If not, I have a few last-minute tips that might help.
Confirm your guest list. Make sure you know what each person is bringing to dinner and how much prep time he or she will need to complete the dish. You don't want a guest to show up a half hour before turkey time with a bag of potatoes instead of a bowl of mashed potatoes.
Evaluate your recipes and make sure you have all necessary ingredients. Check expiration dates on baking supplies and make sure everything is fresh and ready. Finish any last-minute grocery shopping tonight. Wash and chop vegetables and do other prep work.
Make sure that turkey is chilling, not freezing, in the fridge. If you wake up tomorrow and your bird is frozen, draw it a cold water bath. Place the bird, still in its wrapper, in a sink filled with cold tap water. Change the water every half-hour to make sure it stays cold. Be patient. It will take roughly 30 minutes per pound for the bird to thaw.
Set the table tonight. This will save precious time tomorrow. Set out your serving dishes and put a notecard in each that lists what food goes in that dish. This ensures all your food makes it to the table.
Create a timetable. List the time each dish needs to go in the oven and any temperature changes required.
Stock the bar. A nice sparkling wine or dry riesling will pair well with various Thanksgiving courses. If you want red wine, look for lighter pinot noirs and avoid heavy cabernet sauvignons. For dessert, Port finishes the feast on a special note.
Be sure to remove the plastic package of giblets inside your turkey before you put it in the oven. Stuff the turkey with herbs and fruit or vegetables to add flavor but skip the dressing. That should be cooked separately.
To roast your turkey, set your oven to 325 degrees.

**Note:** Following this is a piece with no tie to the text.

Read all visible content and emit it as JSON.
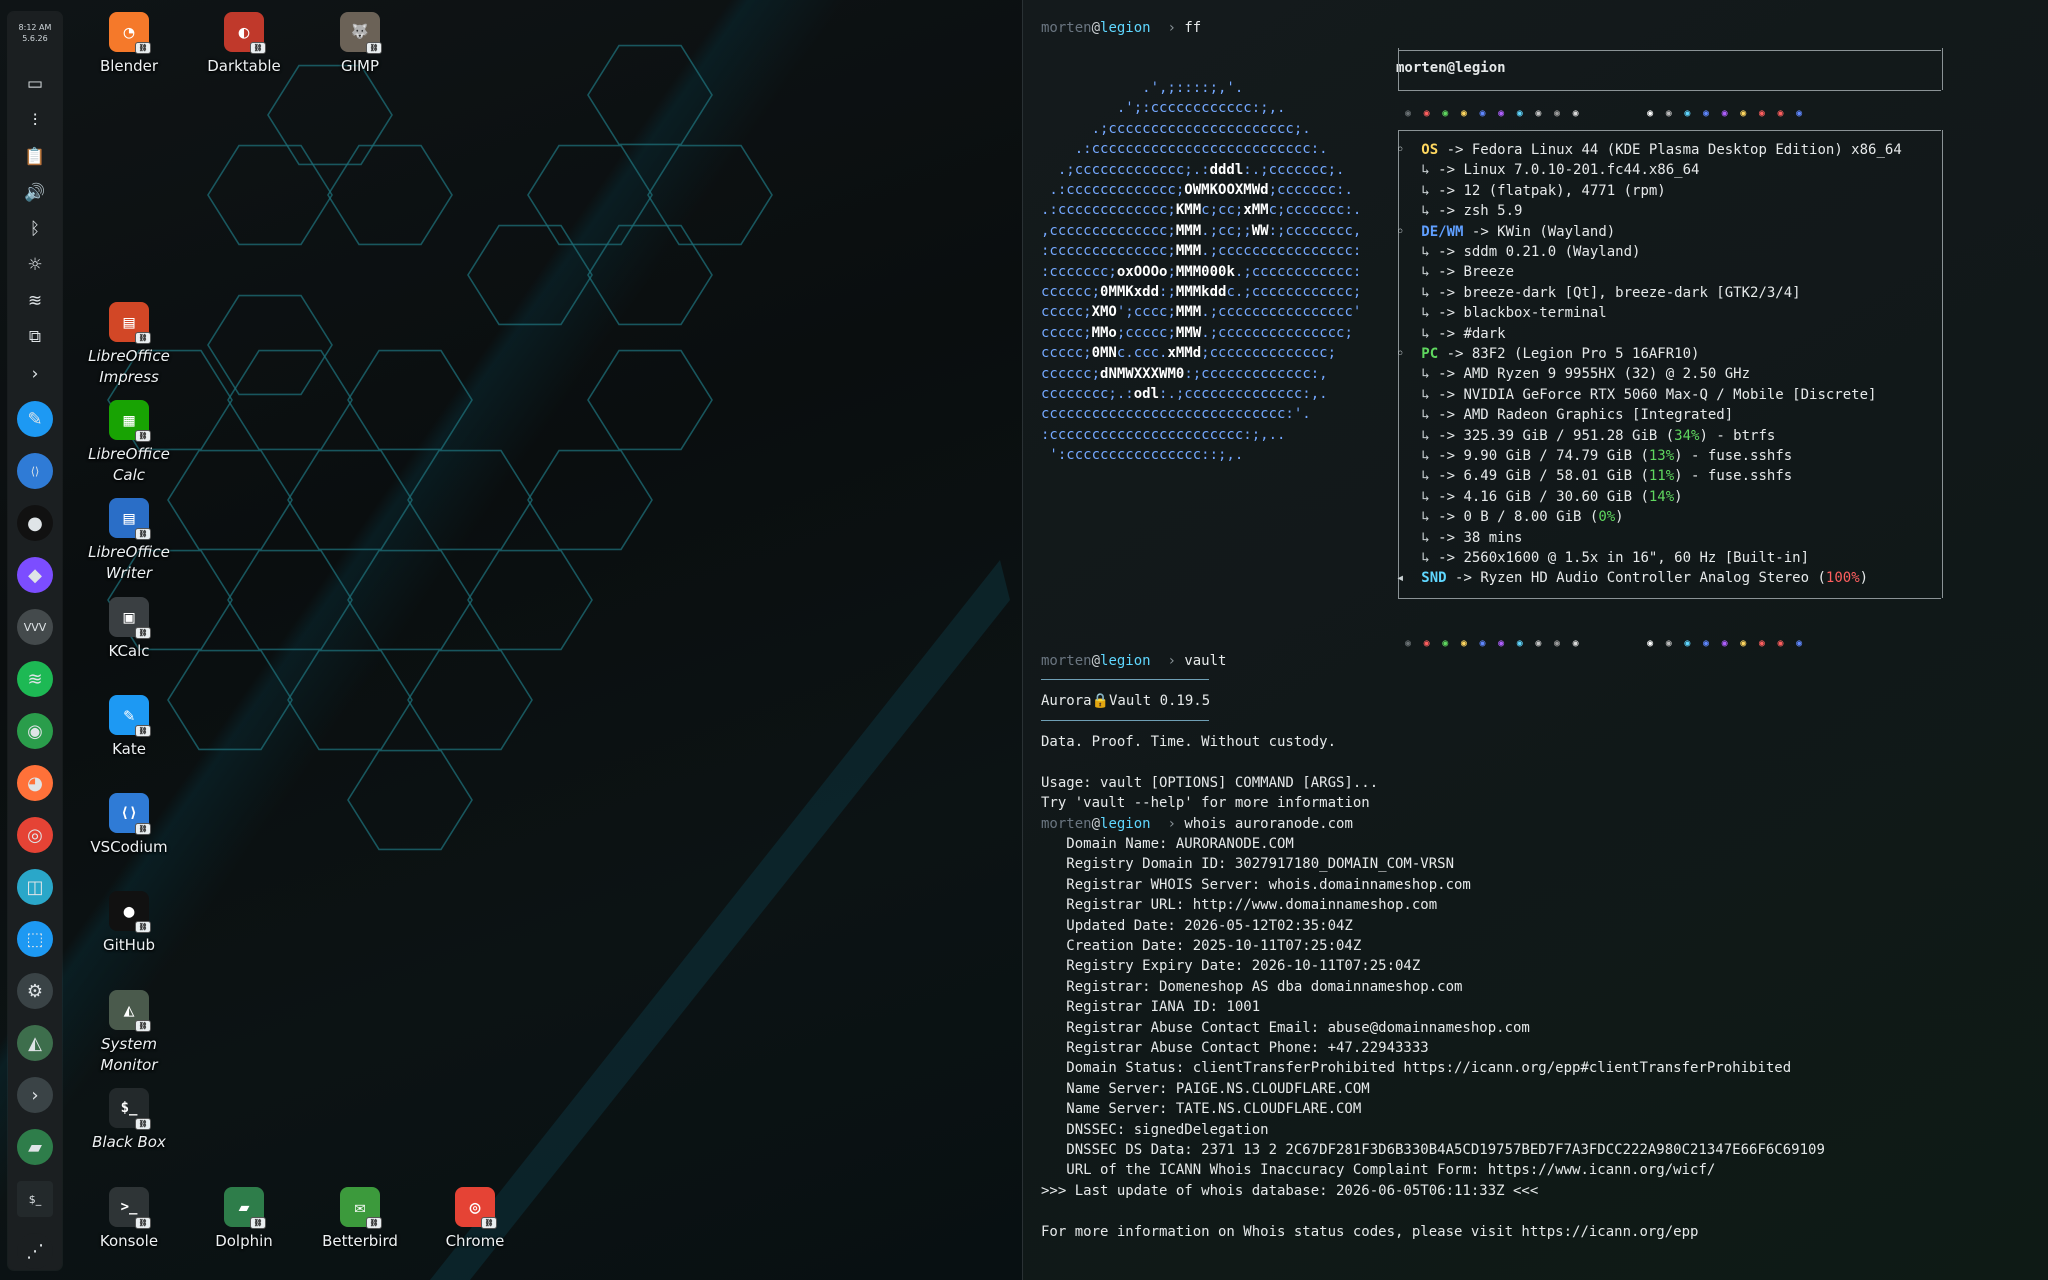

Follow these guidelines to determine cooking times:
8- to 12-pound bird will need to roast for 2 hours and 45 minutes to 3 hours.
12- to 14-pounder needs 3 hours to 3 hours and 45 minutes.

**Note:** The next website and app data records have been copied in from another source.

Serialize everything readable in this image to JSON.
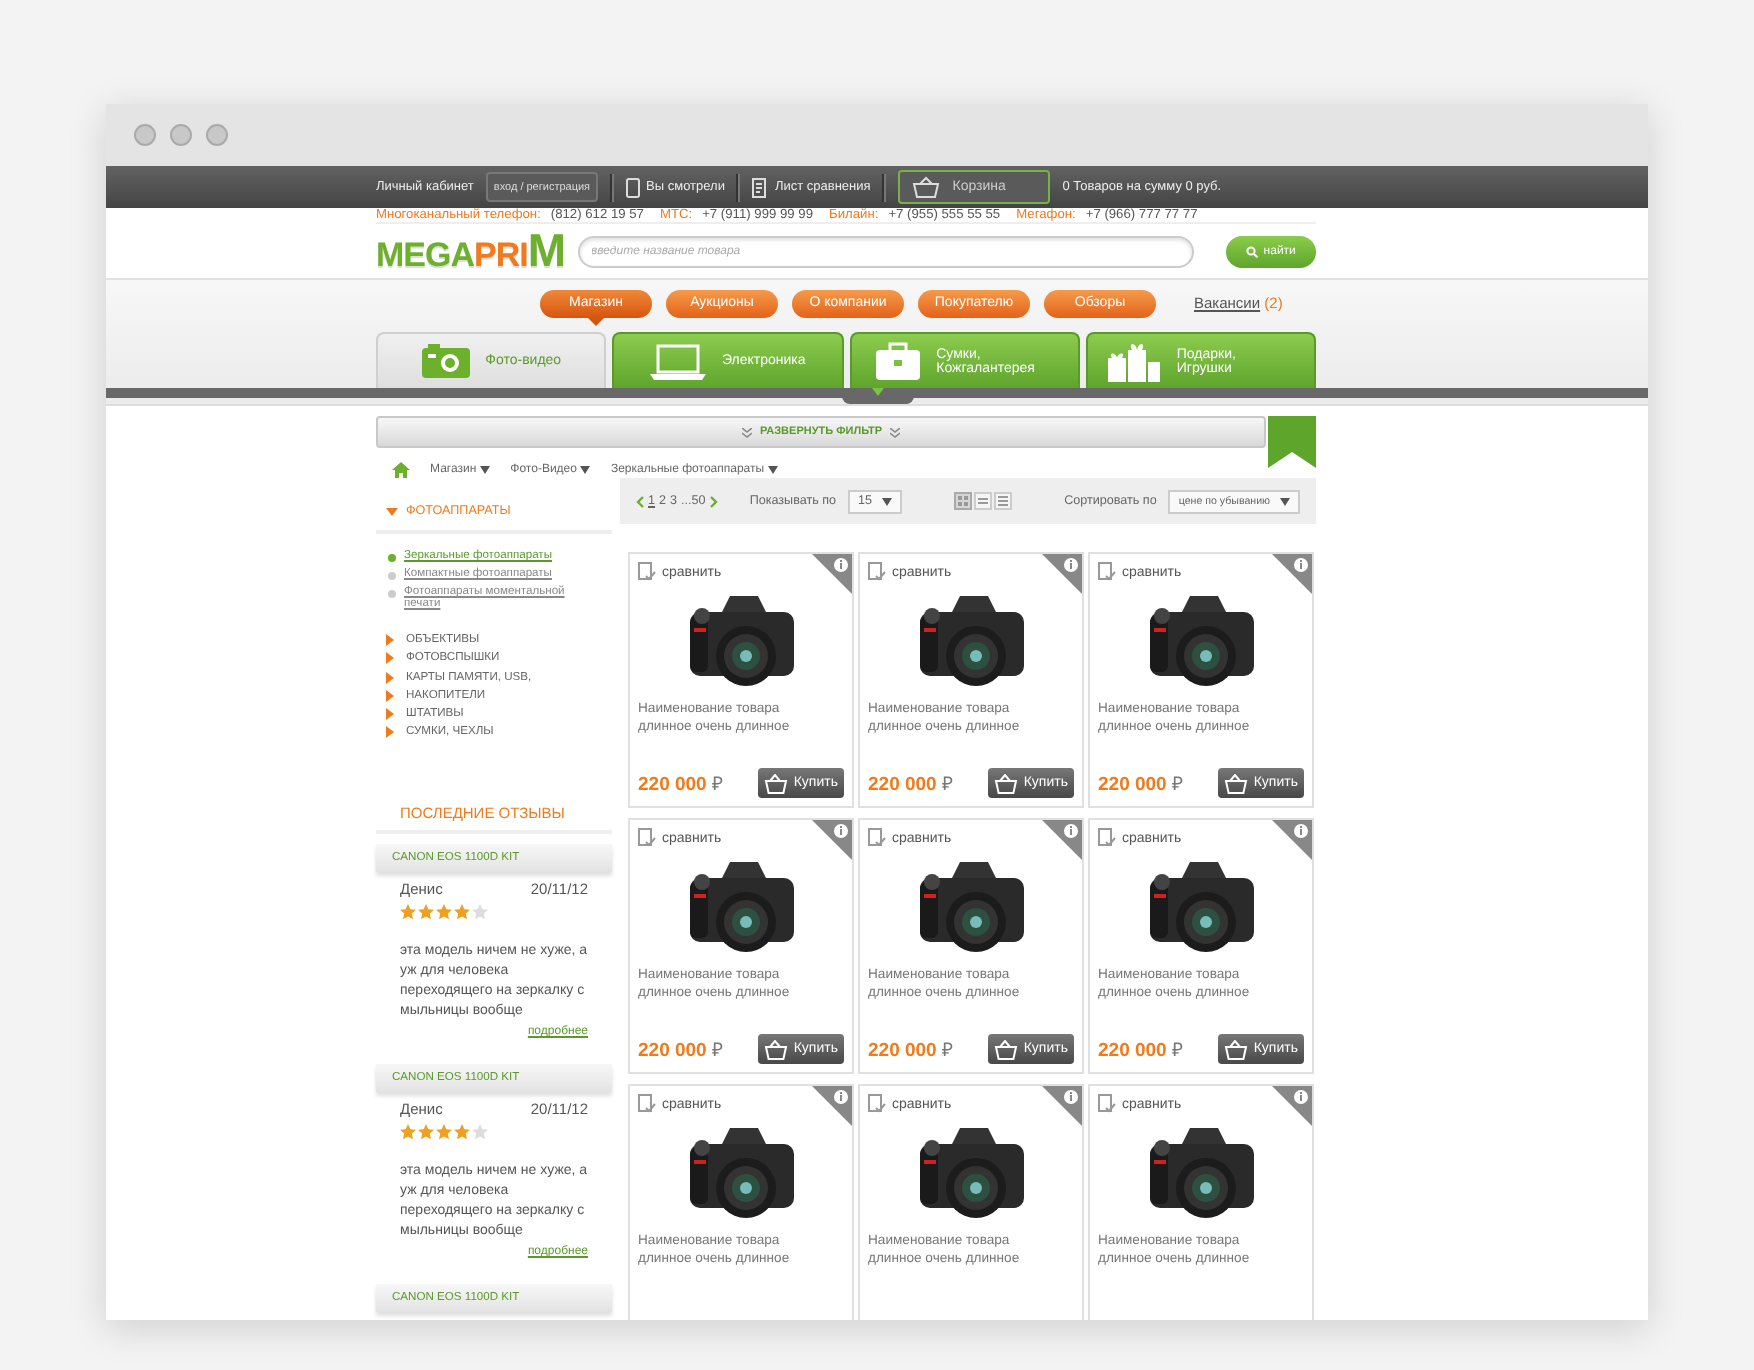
{
  "top_bar": {
    "account_label": "Личный кабинет",
    "login_button": "вход / регистрация",
    "viewed_link": "Вы смотрели",
    "compare_link": "Лист сравнения",
    "cart_button": "Корзина",
    "cart_summary": "0 Товаров на сумму 0 руб."
  },
  "phones": [
    {
      "label": "Многоканальный телефон:",
      "number": "(812) 612 19 57"
    },
    {
      "label": "МТС:",
      "number": "+7 (911) 999 99 99"
    },
    {
      "label": "Билайн:",
      "number": "+7 (955) 555 55 55"
    },
    {
      "label": "Мегафон:",
      "number": "+7 (966) 777 77 77"
    }
  ],
  "logo": [
    {
      "text": "MEGA",
      "color": "#6cb02c"
    },
    {
      "text": "PRI",
      "color": "#f07a1c"
    },
    {
      "text": "M",
      "color": "#6cb02c"
    }
  ],
  "search": {
    "placeholder": "введите название товара",
    "button": "найти"
  },
  "nav": [
    {
      "label": "Магазин",
      "selected": true
    },
    {
      "label": "Аукционы",
      "selected": false
    },
    {
      "label": "О компании",
      "selected": false
    },
    {
      "label": "Покупателю",
      "selected": false
    },
    {
      "label": "Обзоры",
      "selected": false
    }
  ],
  "vacancies": {
    "label": "Вакансии",
    "count": "(2)"
  },
  "categories": [
    {
      "label": "Фото-видео",
      "kind": "camera",
      "selected": true
    },
    {
      "label": "Электроника",
      "kind": "laptop",
      "selected": false
    },
    {
      "label": "Сумки, Кожгалантерея",
      "kind": "bag",
      "selected": false
    },
    {
      "label": "Подарки, Игрушки",
      "kind": "gift",
      "selected": false
    }
  ],
  "filter_toggle": "РАЗВЕРНУТЬ ФИЛЬТР",
  "breadcrumbs": [
    "Магазин",
    "Фото-Видео",
    "Зеркальные фотоаппараты"
  ],
  "sidebar": {
    "heading": "ФОТОАППАРАТЫ",
    "subcategories": [
      {
        "label": "Зеркальные фотоаппараты",
        "selected": true
      },
      {
        "label": "Компактные фотоаппараты",
        "selected": false
      },
      {
        "label": "Фотоаппараты моментальной печати",
        "selected": false
      }
    ],
    "categories": [
      "ОБЪЕКТИВЫ",
      "ФОТОВСПЫШКИ",
      "КАРТЫ ПАМЯТИ, USB,",
      "НАКОПИТЕЛИ",
      "ШТАТИВЫ",
      "СУМКИ, ЧЕХЛЫ"
    ],
    "reviews_heading": "ПОСЛЕДНИЕ ОТЗЫВЫ",
    "reviews": [
      {
        "product": "CANON EOS 1100D KIT",
        "author": "Денис",
        "date": "20/11/12",
        "stars": 4,
        "text": "эта модель ничем не хуже, а уж для человека переходящего на зеркалку с мыльницы вообще",
        "more": "подробнее"
      },
      {
        "product": "CANON EOS 1100D KIT",
        "author": "Денис",
        "date": "20/11/12",
        "stars": 4,
        "text": "эта модель ничем не хуже, а уж для человека переходящего на зеркалку с мыльницы вообще",
        "more": "подробнее"
      },
      {
        "product": "CANON EOS 1100D KIT"
      }
    ]
  },
  "toolbar": {
    "pages": [
      {
        "label": "1",
        "selected": true
      },
      {
        "label": "2",
        "selected": false
      },
      {
        "label": "3",
        "selected": false
      },
      {
        "label": "...50",
        "selected": false
      }
    ],
    "per_page_label": "Показывать по",
    "per_page": "15",
    "views": [
      {
        "kind": "grid",
        "selected": true
      },
      {
        "kind": "list",
        "selected": false
      },
      {
        "kind": "table",
        "selected": false
      }
    ],
    "sort_label": "Сортировать по",
    "sort_value": "цене по убыванию"
  },
  "products": [
    {
      "compare": "сравнить",
      "name": "Наименование товара длинное очень длинное",
      "price": "220 000",
      "currency": "₽",
      "buy": "Купить"
    },
    {
      "compare": "сравнить",
      "name": "Наименование товара длинное очень длинное",
      "price": "220 000",
      "currency": "₽",
      "buy": "Купить"
    },
    {
      "compare": "сравнить",
      "name": "Наименование товара длинное очень длинное",
      "price": "220 000",
      "currency": "₽",
      "buy": "Купить"
    },
    {
      "compare": "сравнить",
      "name": "Наименование товара длинное очень длинное",
      "price": "220 000",
      "currency": "₽",
      "buy": "Купить"
    },
    {
      "compare": "сравнить",
      "name": "Наименование товара длинное очень длинное",
      "price": "220 000",
      "currency": "₽",
      "buy": "Купить"
    },
    {
      "compare": "сравнить",
      "name": "Наименование товара длинное очень длинное",
      "price": "220 000",
      "currency": "₽",
      "buy": "Купить"
    },
    {
      "compare": "сравнить",
      "name": "Наименование товара длинное очень длинное"
    },
    {
      "compare": "сравнить",
      "name": "Наименование товара длинное очень длинное"
    },
    {
      "compare": "сравнить",
      "name": "Наименование товара длинное очень длинное"
    }
  ]
}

14- to 18-pound bird needs 3 hours and 45 minutes to 4 hours and 15 minutes.
18- to 20-pound bird needs 4 hours and 15 minutes to 4 hours and 30 minutes.
20- to 24-pounder needs 4 hours and 30 minutes to 5 hours.
The turkey must reach an internal temperature of 165 degrees to be safe to eat. Stick a meat thermometer in the thigh to make sure the meat is done.
Still confused? We searched our archives for some instructional videos. This clip demonstrates how to roast a Thanksgiving turkey.
Here's how to make a Deep Fried Cajun Turkey:
Finally, here's how to carve a turkey:
Need more help? The Butterball Talk Line is open. Call 1-800-BUTTERBALL.
Plan to serve the meal at least half an hour after guests are set to arrive to accommodate late-arriving guests.
Ask for help. You don't have to do everything yourself. Get your family to help you be assigning certain duties. Have someone set the table, someone else fill water glasses and put your husband to work greeting guests at the door and handing them a glass of wine.
Be flexible. When your cousin shows up with her uninvited boyfriend, set an extra plate at the table and pretend you're not frazzled. If your sister suddenly announces she's a vegetarian, give her an extra-large helping of mashed potatoes and don't sit her near the turkey.
Give yourself time to get ready. At least a half hour before your guests arrive, give yourself time to apply your makeup, fix your hair and change into your dinner outfit. You'll feel better if you get yourself ready before the door-bell rings.
Smile and relax. When food burns, wine spills and guests argue, plant a smile on your face and stay calm. Remind yourself that you're doing a great job and that everyone appreciates your efforts even if they can't admit it.